#### GIVEN RECORDS:
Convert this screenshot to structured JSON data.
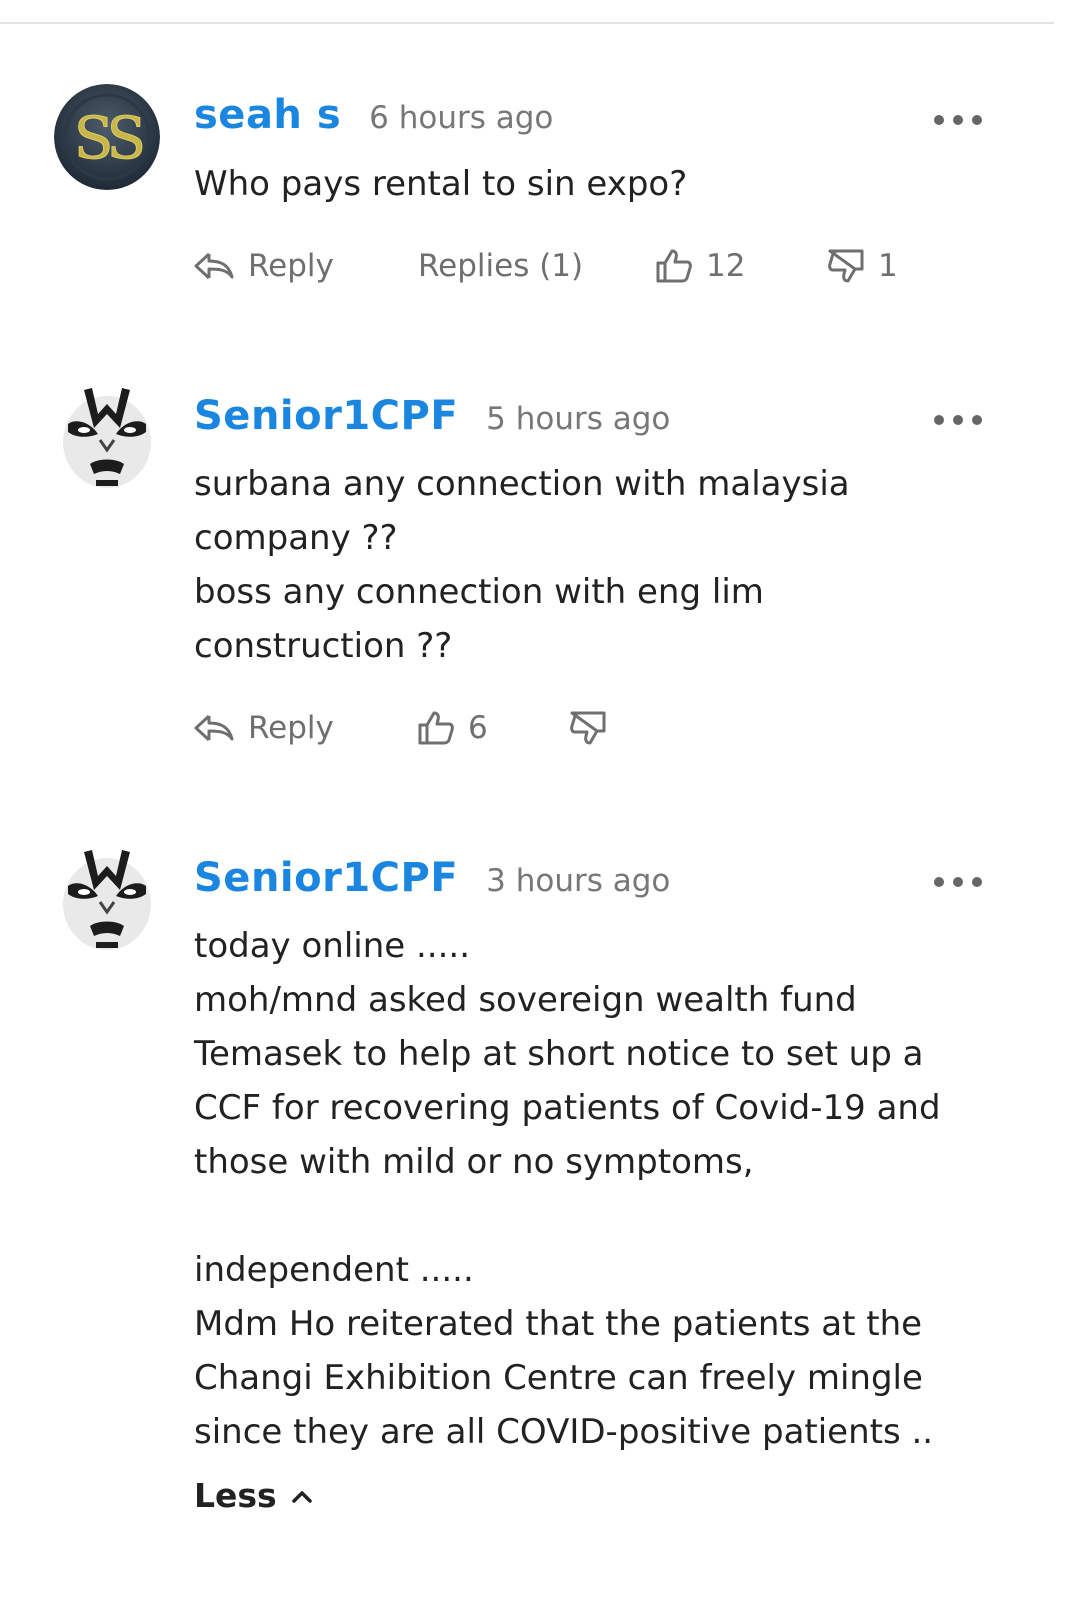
{
  "comments": [
    {
      "username": "seah s",
      "time": "6 hours ago",
      "avatar": "ss-logo-avatar",
      "lines": [
        "Who pays rental to sin expo?"
      ],
      "reply_label": "Reply",
      "replies_label": "Replies (1)",
      "likes": "12",
      "dislikes": "1"
    },
    {
      "username": "Senior1CPF",
      "time": "5 hours ago",
      "avatar": "opera-mask-avatar",
      "lines": [
        "surbana any connection with malaysia",
        "company ??",
        "boss any connection with eng lim",
        "construction ??"
      ],
      "reply_label": "Reply",
      "likes": "6",
      "dislikes": ""
    },
    {
      "username": "Senior1CPF",
      "time": "3 hours ago",
      "avatar": "opera-mask-avatar",
      "lines": [
        "today online .....",
        "moh/mnd asked sovereign wealth fund",
        "Temasek to help at short notice to set up a",
        "CCF for recovering patients of Covid-19 and",
        "those with mild or no symptoms,",
        "",
        "independent .....",
        "Mdm Ho reiterated that the patients at the",
        "Changi Exhibition Centre can freely mingle",
        "since they are all COVID-positive patients .."
      ],
      "less_label": "Less"
    }
  ],
  "colors": {
    "username": "#1a86e0",
    "meta": "#777777",
    "text": "#222222"
  },
  "icons": [
    "reply-icon",
    "thumbs-up-icon",
    "thumbs-down-icon",
    "more-icon",
    "chevron-up-icon"
  ]
}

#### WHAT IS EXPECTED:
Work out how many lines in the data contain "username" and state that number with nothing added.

#### EXPECTED OUTPUT:
4